Steelers running back Le'Veon Bell didn't know he could get a DUI for driving high, CBS Sports alleged in a recent news story. According to reports, Bell was behind the wheel of a car Wednesday afternoon when law enforcement determined that he was under the influence of marijuana. Unfortunately, this means that the football star will face allegations of DUI. At the scene of the incident, Bell allegedly told officers that he and his friends smoked marijuana "about a minute ago."

Law enforcement then told Bell that he would face drug testing and a DUI charge, but Bell didn't even know law enforcement could arrest him for driving under the influence of marijuana. "I didn't know that you could get a DUI for being high," he told officers.

Bell probably isn't the only person who thinks that DUI only means drunk driving. In reality, many states' DUI laws include driving high. In California, V C § 23152, it is unlawful in the state of California for any person to drive under the influence of alcohol or drugs. V C 23152(c) states that it is even unlawful for a person who is addicted to drugs to drive a vehicle at any time.

Drunk driving vs. driving high: What's the difference?

Although the same laws can apply to drunk driving and drugged driving, there are differences between these offenses. For example, law enforcement cannot use the same test methods for drunk driving and drugged driving to determine if a drivers is "under the influence."

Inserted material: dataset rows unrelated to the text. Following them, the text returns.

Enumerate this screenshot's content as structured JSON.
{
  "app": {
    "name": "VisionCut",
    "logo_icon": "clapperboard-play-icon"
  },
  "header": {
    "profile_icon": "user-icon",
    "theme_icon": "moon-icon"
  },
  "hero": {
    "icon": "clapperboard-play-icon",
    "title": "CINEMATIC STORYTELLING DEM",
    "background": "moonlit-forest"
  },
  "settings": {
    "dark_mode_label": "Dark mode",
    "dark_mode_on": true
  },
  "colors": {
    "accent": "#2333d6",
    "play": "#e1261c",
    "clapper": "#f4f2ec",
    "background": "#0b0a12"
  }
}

If you were arrested for driving under the influence of alcohol or another controlled substances, speak with The Law Offices of Virginia L. Landry, Inc. today. We can help you stand up for your rights in court and avoid the penalties of a DUI conviction.